Tuesday's re-introduction of the Public Order Management Bill heralds the crowning moment of a perverse wish to totally police life in Uganda. And as if to spite human rights defenders, the Bill arrived hardly a month after this government pledged to meet its obligations during the UN's Universal Periodic Review on human rights.
It is a proposed law whose constitutionality was successfully challenged in its previous form because it was prohibitive and could not be defended as a justifiable limitation on the people's rights in what purports to be democracy. That it has been smuggled back would indicate that the hardline fringe in government has triumphed over reason and good judgement.
The fringe elements have progressively lost sight of what is just and right, believing instead in the temporal seduction of force. The unconstitutional restrictions on political activity and expression are now to be proscribed both in dubious law and through the indiscriminate deployment of the coercive elements of the State.
Irrespective of the harsh lessons so eloquently re-told in the violent end of the butcher of Tripoli, it appears that Uganda hurtles towards a brutal totalitarian order. An order where to claim one's constitutional rights and freedom to hold an alternative opinion, of speech and assembly condemns one to a fate that begins with trumped-up charges of treason.
An uncertain future where Ugandans' inherent freedoms and rights to justice as a free-born people looms and must be opposed. Gaddafi met his bloody end because he thought that he could forever unleash the vicious police apparatus against a nation straining to taste the liberating freshness of democratic order.

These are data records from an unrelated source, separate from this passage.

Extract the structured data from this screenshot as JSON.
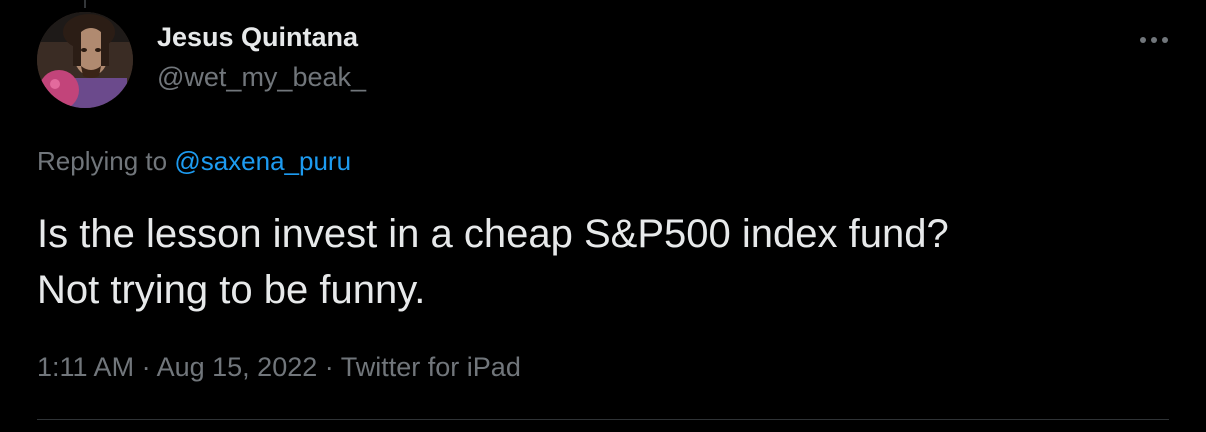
{
  "user": {
    "display_name": "Jesus Quintana",
    "handle": "@wet_my_beak_",
    "avatar_icon": "profile-photo-avatar"
  },
  "reply": {
    "prefix": "Replying to",
    "mention": "@saxena_puru"
  },
  "tweet": {
    "line1": "Is the lesson invest in a cheap S&P500 index fund?",
    "line2": "Not trying to be funny."
  },
  "meta": {
    "time": "1:11 AM",
    "separator": "·",
    "date": "Aug 15, 2022",
    "source": "Twitter for iPad"
  },
  "more_icon": "more-horizontal-icon",
  "colors": {
    "background": "#000000",
    "text": "#e7e9ea",
    "secondary": "#71767b",
    "link": "#1d9bf0",
    "divider": "#2f3336"
  }
}
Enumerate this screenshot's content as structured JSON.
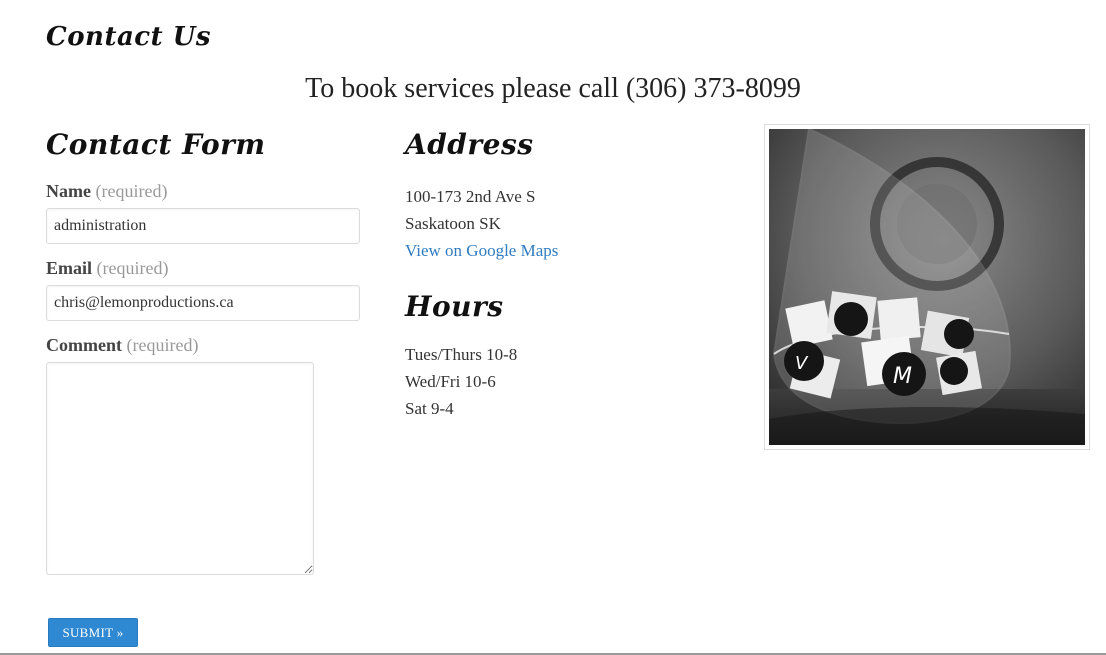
{
  "page": {
    "title": "Contact Us",
    "booking_line": "To book services please call (306) 373-8099"
  },
  "form": {
    "title": "Contact Form",
    "name_label": "Name",
    "name_required": "(required)",
    "name_value": "administration",
    "email_label": "Email",
    "email_required": "(required)",
    "email_value": "chris@lemonproductions.ca",
    "comment_label": "Comment",
    "comment_required": "(required)",
    "comment_value": "",
    "submit_label": "SUBMIT »"
  },
  "address": {
    "title": "Address",
    "line1": "100-173 2nd Ave S",
    "line2": "Saskatoon SK",
    "map_link": "View on Google Maps"
  },
  "hours": {
    "title": "Hours",
    "line1": "Tues/Thurs 10-8",
    "line2": "Wed/Fri 10-6",
    "line3": "Sat 9-4"
  },
  "colors": {
    "accent": "#2f89d2",
    "link": "#2f7cc0",
    "required_text": "#999999"
  }
}
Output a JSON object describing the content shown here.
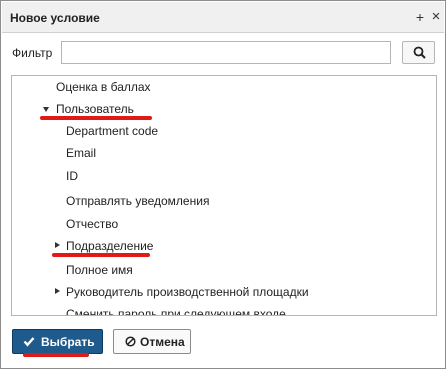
{
  "dialog": {
    "title": "Новое условие",
    "add_glyph": "+",
    "close_glyph": "×"
  },
  "filter": {
    "label": "Фильтр",
    "value": "",
    "placeholder": ""
  },
  "tree": {
    "items": [
      {
        "label": "Оценка в баллах",
        "level": 0,
        "expander": "none"
      },
      {
        "label": "Пользователь",
        "level": 0,
        "expander": "expanded"
      },
      {
        "label": "Department code",
        "level": 1,
        "expander": "none"
      },
      {
        "label": "Email",
        "level": 1,
        "expander": "none"
      },
      {
        "label": "ID",
        "level": 1,
        "expander": "none"
      },
      {
        "label": "Отправлять уведомления",
        "level": 1,
        "expander": "none"
      },
      {
        "label": "Отчество",
        "level": 1,
        "expander": "none"
      },
      {
        "label": "Подразделение",
        "level": 1,
        "expander": "collapsed"
      },
      {
        "label": "Полное имя",
        "level": 1,
        "expander": "none"
      },
      {
        "label": "Руководитель производственной площадки",
        "level": 1,
        "expander": "collapsed"
      },
      {
        "label": "Сменить пароль при следующем входе",
        "level": 1,
        "expander": "none"
      }
    ]
  },
  "footer": {
    "select_label": "Выбрать",
    "cancel_label": "Отмена"
  },
  "colors": {
    "primary": "#1f5a8c",
    "highlight": "#e01919"
  }
}
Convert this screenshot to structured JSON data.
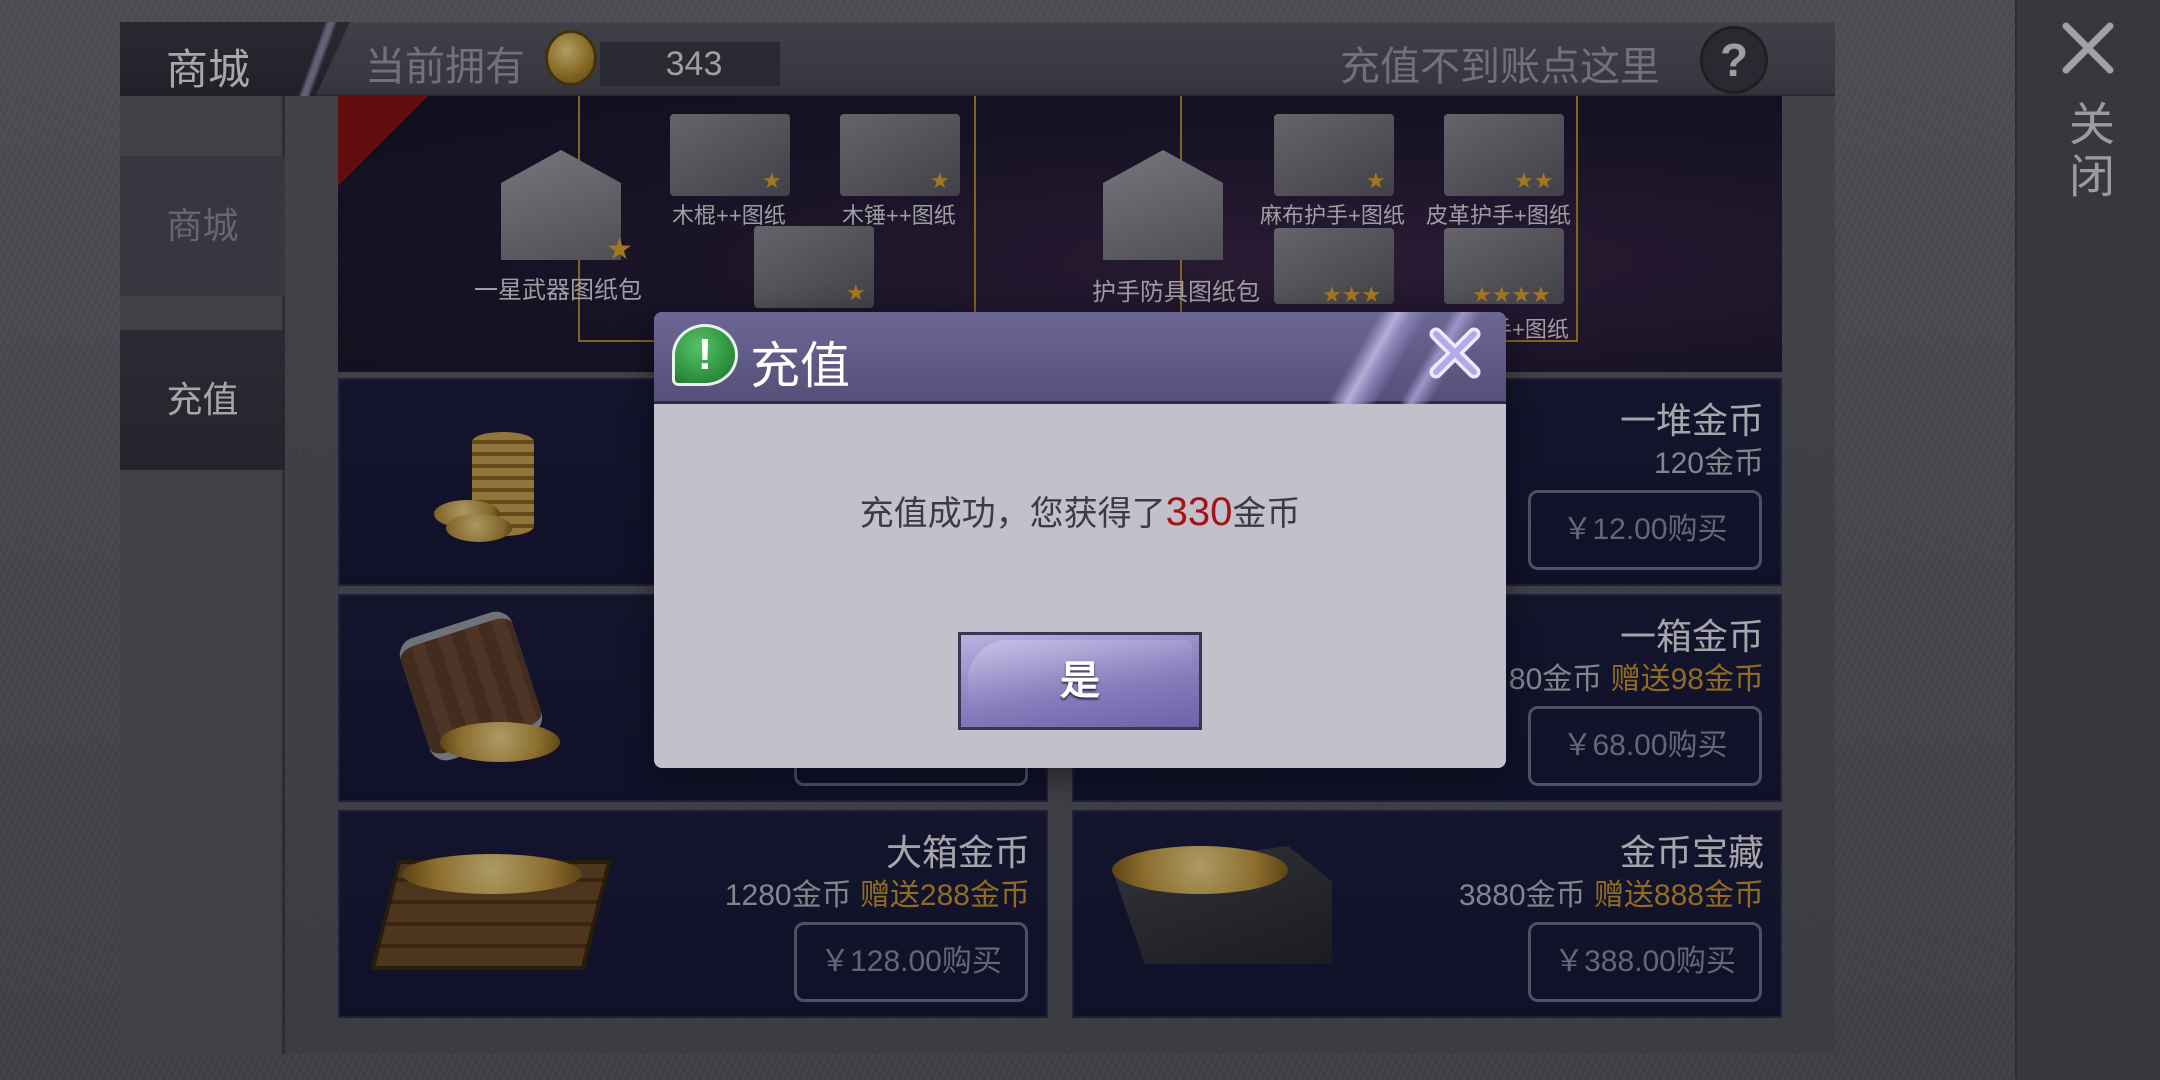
{
  "header": {
    "title": "商城",
    "owned_label": "当前拥有",
    "owned_value": "343",
    "help_text": "充值不到账点这里",
    "help_icon": "?"
  },
  "close_panel": {
    "label": "关闭"
  },
  "sidebar": {
    "items": [
      {
        "label": "商城",
        "active": false
      },
      {
        "label": "充值",
        "active": true
      }
    ]
  },
  "banner": {
    "bundle_a": {
      "name": "一星武器图纸包",
      "items": [
        {
          "label": "木棍++图纸",
          "stars": 1
        },
        {
          "label": "木锤++图纸",
          "stars": 1
        },
        {
          "label": "",
          "stars": 1
        }
      ]
    },
    "bundle_b": {
      "name": "护手防具图纸包",
      "items": [
        {
          "label": "麻布护手+图纸",
          "stars": 1
        },
        {
          "label": "皮革护手+图纸",
          "stars": 2
        },
        {
          "label": "",
          "stars": 3
        },
        {
          "label": "手+图纸",
          "stars": 4
        }
      ]
    }
  },
  "products": [
    {
      "title": "一堆金币",
      "amount": "120金币",
      "bonus": "",
      "price": "￥12.00购买"
    },
    {
      "title": "一箱金币",
      "amount": "80金币",
      "bonus": "赠送98金币",
      "price": "￥68.00购买"
    },
    {
      "title": "大箱金币",
      "amount": "1280金币",
      "bonus": "赠送288金币",
      "price": "￥128.00购买"
    },
    {
      "title": "金币宝藏",
      "amount": "3880金币",
      "bonus": "赠送888金币",
      "price": "￥388.00购买"
    },
    {
      "title": "",
      "amount": "",
      "bonus": "",
      "price": ""
    }
  ],
  "dialog": {
    "title": "充值",
    "message_prefix": "充值成功，您获得了",
    "message_amount": "330",
    "message_suffix": "金币",
    "confirm_label": "是"
  },
  "colors": {
    "accent_purple": "#6c6694",
    "bonus_gold": "#c9952d",
    "amount_red": "#a51212",
    "card_bg": "#1c1e3e"
  }
}
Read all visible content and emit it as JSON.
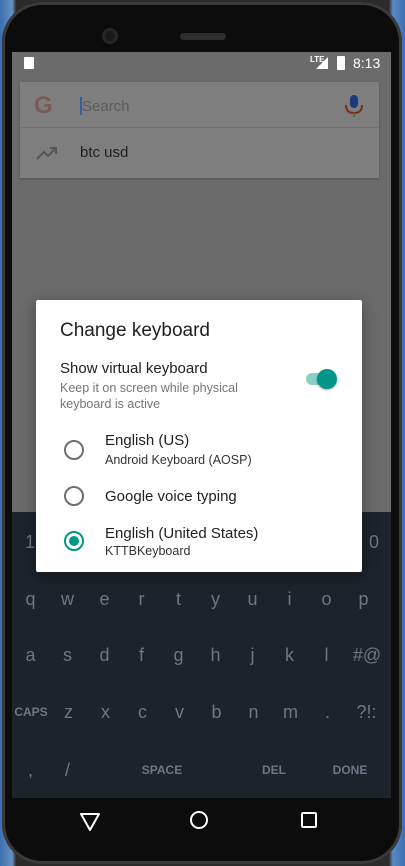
{
  "status_bar": {
    "network": "LTE",
    "time": "8:13"
  },
  "search": {
    "placeholder": "Search",
    "logo": "G",
    "suggestion": "btc usd"
  },
  "dialog": {
    "title": "Change keyboard",
    "virtual_keyboard": {
      "label": "Show virtual keyboard",
      "description": "Keep it on screen while physical keyboard is active",
      "enabled": true
    },
    "options": [
      {
        "title": "English (US)",
        "subtitle": "Android Keyboard (AOSP)",
        "selected": false
      },
      {
        "title": "Google voice typing",
        "subtitle": "",
        "selected": false
      },
      {
        "title": "English (United States)",
        "subtitle": "KTTBKeyboard",
        "selected": true
      }
    ]
  },
  "keyboard": {
    "row0": [
      "1",
      "0"
    ],
    "row1": [
      "q",
      "w",
      "e",
      "r",
      "t",
      "y",
      "u",
      "i",
      "o",
      "p"
    ],
    "row2": [
      "a",
      "s",
      "d",
      "f",
      "g",
      "h",
      "j",
      "k",
      "l",
      "#@"
    ],
    "row3": [
      "CAPS",
      "z",
      "x",
      "c",
      "v",
      "b",
      "n",
      "m",
      ".",
      "?!:"
    ],
    "row4": [
      ",",
      "/",
      "SPACE",
      "DEL",
      "DONE"
    ]
  },
  "colors": {
    "accent": "#009688",
    "keyboard_bg": "#1d232b"
  },
  "icons": {
    "mic": "mic-icon",
    "trend": "trending-icon",
    "back": "back-icon",
    "home": "home-icon",
    "recents": "recents-icon"
  }
}
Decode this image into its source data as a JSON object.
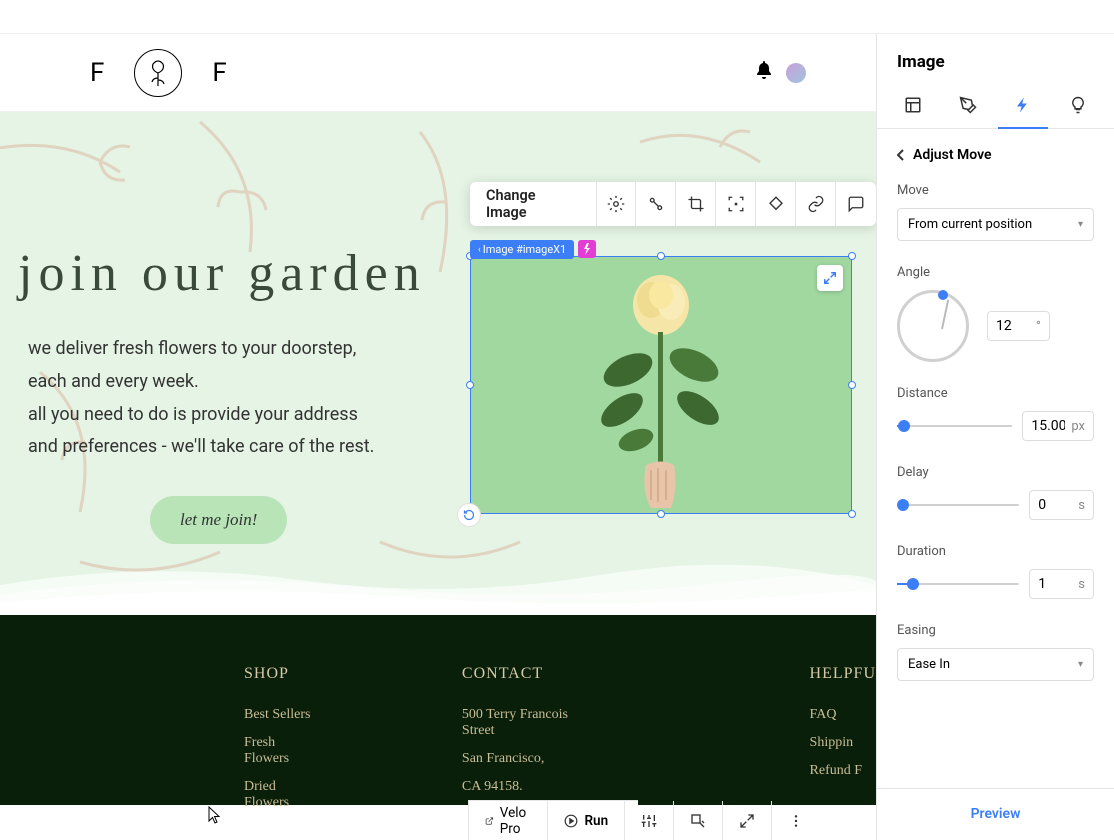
{
  "panel": {
    "title": "Image",
    "back_label": "Adjust Move",
    "move": {
      "label": "Move",
      "value": "From current position"
    },
    "angle": {
      "label": "Angle",
      "value": "12",
      "unit": "°"
    },
    "distance": {
      "label": "Distance",
      "value": "15.00",
      "unit": "px"
    },
    "delay": {
      "label": "Delay",
      "value": "0",
      "unit": "s"
    },
    "duration": {
      "label": "Duration",
      "value": "1",
      "unit": "s"
    },
    "easing": {
      "label": "Easing",
      "value": "Ease In"
    },
    "preview": "Preview"
  },
  "toolbar": {
    "change_image": "Change Image"
  },
  "selection": {
    "label": "Image #imageX1"
  },
  "hero": {
    "title": "join our garden",
    "line1": "we deliver fresh flowers to your doorstep,",
    "line2": "each and every week.",
    "line3": "all you need to do is provide your address",
    "line4": "and preferences - we'll take care of the rest.",
    "cta": "let me join!"
  },
  "footer": {
    "shop": {
      "title": "SHOP",
      "items": [
        "Best Sellers",
        "Fresh Flowers",
        "Dried Flowers"
      ]
    },
    "contact": {
      "title": "CONTACT",
      "line1": "500 Terry Francois Street",
      "line2": "San Francisco,",
      "line3": "CA 94158."
    },
    "helpful": {
      "title": "HELPFU",
      "items": [
        "FAQ",
        "Shippin",
        "Refund F"
      ]
    }
  },
  "bottom_bar": {
    "velo": "Velo Pro",
    "run": "Run"
  },
  "logo": {
    "left": "F",
    "right": "F"
  }
}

Ironically, history is replete with proof that tyranny is just a passing, though terrible phase. The only truly enduring form of government is one where opposite views are allowed to freely contend in an unencumbered democracy, human rights are respected and the rule of law is the order of the day.